Data for review below:
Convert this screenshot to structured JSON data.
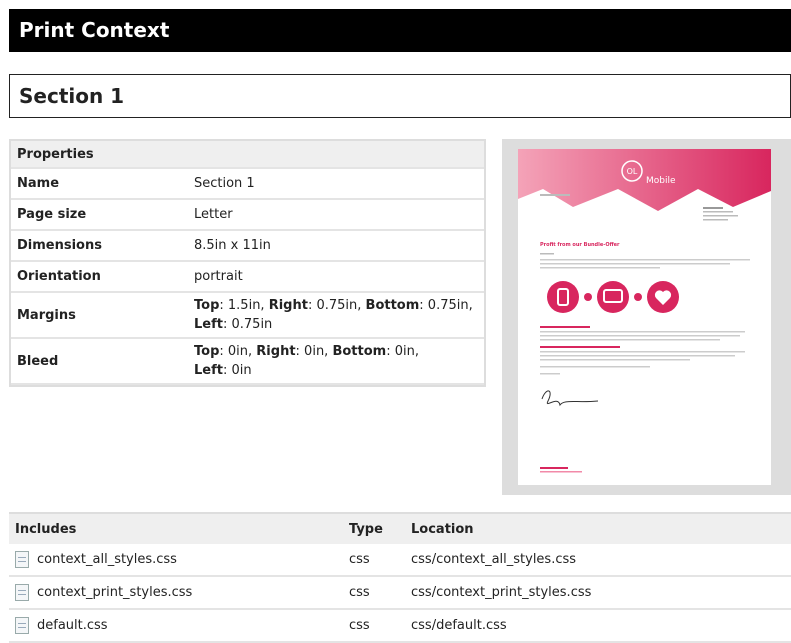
{
  "title": "Print Context",
  "section": "Section 1",
  "properties": {
    "header": "Properties",
    "rows": [
      {
        "key": "Name",
        "value": "Section 1"
      },
      {
        "key": "Page size",
        "value": "Letter"
      },
      {
        "key": "Dimensions",
        "value": "8.5in x 11in"
      },
      {
        "key": "Orientation",
        "value": "portrait"
      }
    ],
    "margins": {
      "key": "Margins",
      "top_label": "Top",
      "top": ": 1.5in, ",
      "right_label": "Right",
      "right": ": 0.75in, ",
      "bottom_label": "Bottom",
      "bottom": ": 0.75in,",
      "left_label": "Left",
      "left": ": 0.75in"
    },
    "bleed": {
      "key": "Bleed",
      "top_label": "Top",
      "top": ": 0in, ",
      "right_label": "Right",
      "right": ": 0in, ",
      "bottom_label": "Bottom",
      "bottom": ": 0in,",
      "left_label": "Left",
      "left": ": 0in"
    }
  },
  "preview": {
    "logo_ol": "OL",
    "logo_text": "Mobile",
    "headline": "Profit from our Bundle-Offer",
    "accent_color": "#d8265e",
    "accent_light": "#f28aa8"
  },
  "includes": {
    "columns": {
      "name": "Includes",
      "type": "Type",
      "location": "Location"
    },
    "rows": [
      {
        "name": "context_all_styles.css",
        "type": "css",
        "location": "css/context_all_styles.css"
      },
      {
        "name": "context_print_styles.css",
        "type": "css",
        "location": "css/context_print_styles.css"
      },
      {
        "name": "default.css",
        "type": "css",
        "location": "css/default.css"
      }
    ]
  }
}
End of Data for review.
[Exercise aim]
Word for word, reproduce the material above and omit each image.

[Worked solution]
Convert this screenshot to structured JSON data.
{
  "title": "Print Context",
  "section": "Section 1",
  "properties": {
    "header": "Properties",
    "rows": [
      {
        "key": "Name",
        "value": "Section 1"
      },
      {
        "key": "Page size",
        "value": "Letter"
      },
      {
        "key": "Dimensions",
        "value": "8.5in x 11in"
      },
      {
        "key": "Orientation",
        "value": "portrait"
      }
    ],
    "margins": {
      "key": "Margins",
      "top_label": "Top",
      "top": ": 1.5in, ",
      "right_label": "Right",
      "right": ": 0.75in, ",
      "bottom_label": "Bottom",
      "bottom": ": 0.75in,",
      "left_label": "Left",
      "left": ": 0.75in"
    },
    "bleed": {
      "key": "Bleed",
      "top_label": "Top",
      "top": ": 0in, ",
      "right_label": "Right",
      "right": ": 0in, ",
      "bottom_label": "Bottom",
      "bottom": ": 0in,",
      "left_label": "Left",
      "left": ": 0in"
    }
  },
  "preview": {
    "logo_ol": "OL",
    "logo_text": "Mobile",
    "headline": "Profit from our Bundle-Offer",
    "accent_color": "#d8265e",
    "accent_light": "#f28aa8"
  },
  "includes": {
    "columns": {
      "name": "Includes",
      "type": "Type",
      "location": "Location"
    },
    "rows": [
      {
        "name": "context_all_styles.css",
        "type": "css",
        "location": "css/context_all_styles.css"
      },
      {
        "name": "context_print_styles.css",
        "type": "css",
        "location": "css/context_print_styles.css"
      },
      {
        "name": "default.css",
        "type": "css",
        "location": "css/default.css"
      }
    ]
  }
}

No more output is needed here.